### What you are asked to do
Complete, exact copies of all entries are needed.

----- Dataset -----

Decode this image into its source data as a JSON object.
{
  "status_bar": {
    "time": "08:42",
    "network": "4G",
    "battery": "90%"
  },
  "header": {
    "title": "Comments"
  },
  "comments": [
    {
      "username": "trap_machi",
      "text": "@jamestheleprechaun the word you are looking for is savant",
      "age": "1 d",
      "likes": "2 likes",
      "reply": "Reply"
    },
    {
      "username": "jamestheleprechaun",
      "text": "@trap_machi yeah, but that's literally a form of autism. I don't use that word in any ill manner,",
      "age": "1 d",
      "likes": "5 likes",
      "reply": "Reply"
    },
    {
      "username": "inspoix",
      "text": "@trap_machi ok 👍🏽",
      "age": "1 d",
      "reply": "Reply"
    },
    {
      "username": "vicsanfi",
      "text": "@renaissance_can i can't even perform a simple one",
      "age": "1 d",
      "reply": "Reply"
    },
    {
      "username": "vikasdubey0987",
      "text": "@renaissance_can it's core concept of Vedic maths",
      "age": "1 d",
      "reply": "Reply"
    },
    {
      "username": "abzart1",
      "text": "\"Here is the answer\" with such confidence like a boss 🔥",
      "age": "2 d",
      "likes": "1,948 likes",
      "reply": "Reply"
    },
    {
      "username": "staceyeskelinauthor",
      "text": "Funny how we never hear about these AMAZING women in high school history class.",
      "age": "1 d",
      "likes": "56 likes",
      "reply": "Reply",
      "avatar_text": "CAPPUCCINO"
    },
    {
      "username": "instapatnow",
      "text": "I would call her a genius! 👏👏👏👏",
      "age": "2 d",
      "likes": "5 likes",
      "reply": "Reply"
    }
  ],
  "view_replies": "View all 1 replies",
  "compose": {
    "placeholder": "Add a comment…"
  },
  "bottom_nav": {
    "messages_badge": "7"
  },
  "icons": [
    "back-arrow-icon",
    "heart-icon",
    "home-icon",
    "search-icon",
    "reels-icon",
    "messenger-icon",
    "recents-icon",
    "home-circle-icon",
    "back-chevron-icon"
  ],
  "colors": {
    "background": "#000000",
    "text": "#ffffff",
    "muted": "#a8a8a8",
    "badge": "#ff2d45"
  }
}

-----

### Result of the task
Decode this image into its source data as a JSON object.
{
  "status_bar": {
    "time": "08:42",
    "network": "4G",
    "battery": "90%"
  },
  "header": {
    "title": "Comments"
  },
  "comments": [
    {
      "username": "trap_machi",
      "text": "@jamestheleprechaun the word you are looking for is savant",
      "age": "1 d",
      "likes": "2 likes",
      "reply": "Reply"
    },
    {
      "username": "jamestheleprechaun",
      "text": "@trap_machi yeah, but that's literally a form of autism. I don't use that word in any ill manner,",
      "age": "1 d",
      "likes": "5 likes",
      "reply": "Reply"
    },
    {
      "username": "inspoix",
      "text": "@trap_machi ok 👍🏽",
      "age": "1 d",
      "reply": "Reply"
    },
    {
      "username": "vicsanfi",
      "text": "@renaissance_can i can't even perform a simple one",
      "age": "1 d",
      "reply": "Reply"
    },
    {
      "username": "vikasdubey0987",
      "text": "@renaissance_can it's core concept of Vedic maths",
      "age": "1 d",
      "reply": "Reply"
    },
    {
      "username": "abzart1",
      "text": "\"Here is the answer\" with such confidence like a boss 🔥",
      "age": "2 d",
      "likes": "1,948 likes",
      "reply": "Reply"
    },
    {
      "username": "staceyeskelinauthor",
      "text": "Funny how we never hear about these AMAZING women in high school history class.",
      "age": "1 d",
      "likes": "56 likes",
      "reply": "Reply",
      "avatar_text": "CAPPUCCINO"
    },
    {
      "username": "instapatnow",
      "text": "I would call her a genius! 👏👏👏👏",
      "age": "2 d",
      "likes": "5 likes",
      "reply": "Reply"
    }
  ],
  "view_replies": "View all 1 replies",
  "compose": {
    "placeholder": "Add a comment…"
  },
  "bottom_nav": {
    "messages_badge": "7"
  },
  "icons": [
    "back-arrow-icon",
    "heart-icon",
    "home-icon",
    "search-icon",
    "reels-icon",
    "messenger-icon",
    "recents-icon",
    "home-circle-icon",
    "back-chevron-icon"
  ],
  "colors": {
    "background": "#000000",
    "text": "#ffffff",
    "muted": "#a8a8a8",
    "badge": "#ff2d45"
  }
}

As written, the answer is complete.